RECORDED DATA below:

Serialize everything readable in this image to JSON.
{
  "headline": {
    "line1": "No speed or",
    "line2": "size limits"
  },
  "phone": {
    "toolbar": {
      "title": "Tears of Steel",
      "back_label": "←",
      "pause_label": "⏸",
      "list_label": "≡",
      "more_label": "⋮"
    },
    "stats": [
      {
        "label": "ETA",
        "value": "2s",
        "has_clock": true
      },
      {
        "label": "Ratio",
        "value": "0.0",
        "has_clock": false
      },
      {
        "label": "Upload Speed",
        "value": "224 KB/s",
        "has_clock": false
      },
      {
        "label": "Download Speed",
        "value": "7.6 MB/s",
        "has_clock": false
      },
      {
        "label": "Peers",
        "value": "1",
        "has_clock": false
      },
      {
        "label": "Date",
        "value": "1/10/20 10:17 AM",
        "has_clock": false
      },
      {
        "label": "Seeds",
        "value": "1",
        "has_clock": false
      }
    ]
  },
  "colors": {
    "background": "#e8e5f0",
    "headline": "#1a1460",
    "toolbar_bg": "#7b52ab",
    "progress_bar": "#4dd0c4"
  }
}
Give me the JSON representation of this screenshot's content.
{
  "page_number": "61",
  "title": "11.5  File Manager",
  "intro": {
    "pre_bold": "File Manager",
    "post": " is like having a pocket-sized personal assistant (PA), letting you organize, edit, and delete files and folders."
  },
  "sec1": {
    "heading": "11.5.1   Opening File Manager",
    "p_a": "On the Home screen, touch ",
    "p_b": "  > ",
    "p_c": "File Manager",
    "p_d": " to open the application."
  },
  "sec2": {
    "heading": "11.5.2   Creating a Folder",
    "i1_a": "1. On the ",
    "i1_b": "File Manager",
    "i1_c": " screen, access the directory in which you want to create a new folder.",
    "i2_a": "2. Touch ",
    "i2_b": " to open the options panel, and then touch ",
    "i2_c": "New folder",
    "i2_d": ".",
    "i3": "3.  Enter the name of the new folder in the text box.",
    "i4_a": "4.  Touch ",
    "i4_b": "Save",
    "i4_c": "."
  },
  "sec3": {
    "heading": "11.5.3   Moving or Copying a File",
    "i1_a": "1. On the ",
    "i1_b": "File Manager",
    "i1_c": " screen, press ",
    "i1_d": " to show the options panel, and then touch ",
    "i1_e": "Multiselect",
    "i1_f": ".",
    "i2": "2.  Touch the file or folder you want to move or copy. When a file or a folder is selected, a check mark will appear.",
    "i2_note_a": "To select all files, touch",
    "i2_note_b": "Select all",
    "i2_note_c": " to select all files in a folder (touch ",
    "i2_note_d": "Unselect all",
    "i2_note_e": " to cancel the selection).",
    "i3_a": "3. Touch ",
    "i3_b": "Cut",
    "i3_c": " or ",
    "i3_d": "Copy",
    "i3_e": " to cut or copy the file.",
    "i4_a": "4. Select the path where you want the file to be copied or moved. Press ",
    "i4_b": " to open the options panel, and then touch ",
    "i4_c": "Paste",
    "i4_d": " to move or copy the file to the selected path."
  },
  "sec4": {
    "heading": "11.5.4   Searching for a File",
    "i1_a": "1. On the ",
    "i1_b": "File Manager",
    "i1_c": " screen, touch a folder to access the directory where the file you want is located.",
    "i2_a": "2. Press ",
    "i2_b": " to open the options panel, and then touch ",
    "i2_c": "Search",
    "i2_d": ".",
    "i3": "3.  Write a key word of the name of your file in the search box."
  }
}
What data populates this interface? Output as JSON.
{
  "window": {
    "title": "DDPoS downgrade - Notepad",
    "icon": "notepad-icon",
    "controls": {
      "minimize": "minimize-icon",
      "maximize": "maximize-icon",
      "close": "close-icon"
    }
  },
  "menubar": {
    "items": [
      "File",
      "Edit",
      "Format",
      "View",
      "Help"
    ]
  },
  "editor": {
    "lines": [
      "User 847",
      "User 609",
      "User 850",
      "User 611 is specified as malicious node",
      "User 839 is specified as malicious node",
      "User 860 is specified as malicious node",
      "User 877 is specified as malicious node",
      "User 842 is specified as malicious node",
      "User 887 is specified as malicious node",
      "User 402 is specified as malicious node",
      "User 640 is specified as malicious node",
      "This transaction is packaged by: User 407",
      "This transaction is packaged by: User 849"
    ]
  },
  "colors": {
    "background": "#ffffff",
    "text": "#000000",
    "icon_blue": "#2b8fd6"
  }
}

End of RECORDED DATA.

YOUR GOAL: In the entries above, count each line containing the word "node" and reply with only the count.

ANSWER SPACE: 8